As I was using my iPhone 3GS last night, I saw an update in the iTunes App Store for the e-book software called Shortcovers. I noticed the app went through a name change to Kobo, which had me scratching my head in thought. Why would such a popular application with support for several handset platforms change its brand? This morning, I got my answer courtesy of the New York Times.
Shortcovers is indeed now known as Kobo and Kobo will power an e-book device from Borders, the last major bookstore I can think of that doesn’t have e-book hardware to sell. What I immediately like about the news is that Shortcovers — er, I mean Kobo — will still support multiple devices:
“The partners said the new e-bookstore will also offers mobile reading applications and will be “device neutral,” allowing readers to download content to the most popular smartphones, including the Apple iPhone, Research in Motion BlackBerry, Palm Pre and Google Android devices.”
Let’s face it: e-book content at its core is just basic text. Oh, it’s usually very good text and well worth paying for, based on the author’s efforts, but really — it’s simply textual content. And consumers don’t want content locked to specific devices or platforms. I’ve actually had to buy the same e-book titles more than once, simply because the content wasn’t compatible from one device to another. Kobo already goes where Amazon has yet to tread (but will be soon) — supporting e-book content on most major handsets as well as the PC and Mac. There’s currently a Kobo client for iPhone, webOS, Android and BlackBerry — noticeably absent in Microsoft’s Windows Mobile devices — plus you can use Adobe Digital Editions on a computer with Kobo content.

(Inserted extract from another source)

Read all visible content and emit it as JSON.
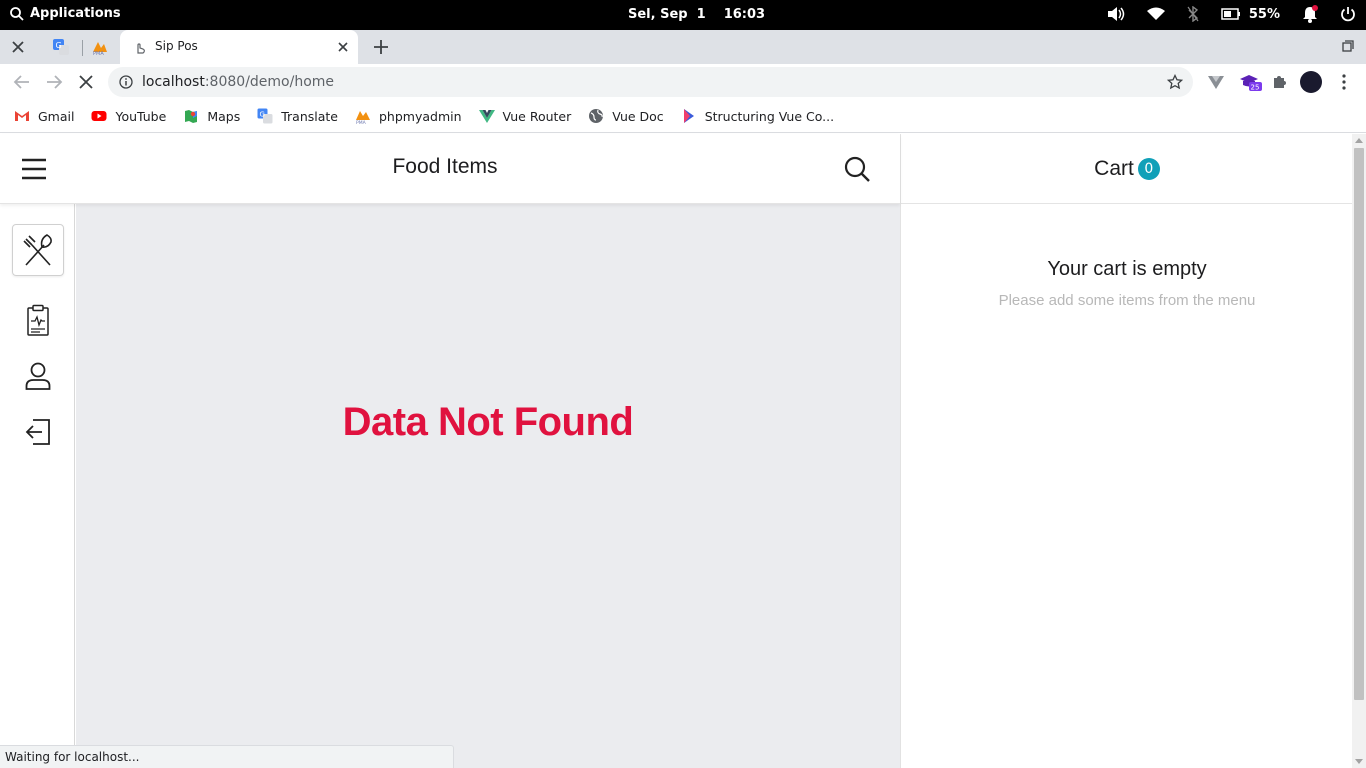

The Times says that there will be multiple Kobo reader devices, all with wireless connectivity and will be built around the ePUB industry standard. Watch for a device within the next six months — yes, it’s late to the game, but widespread device support could be the differentiating factor here.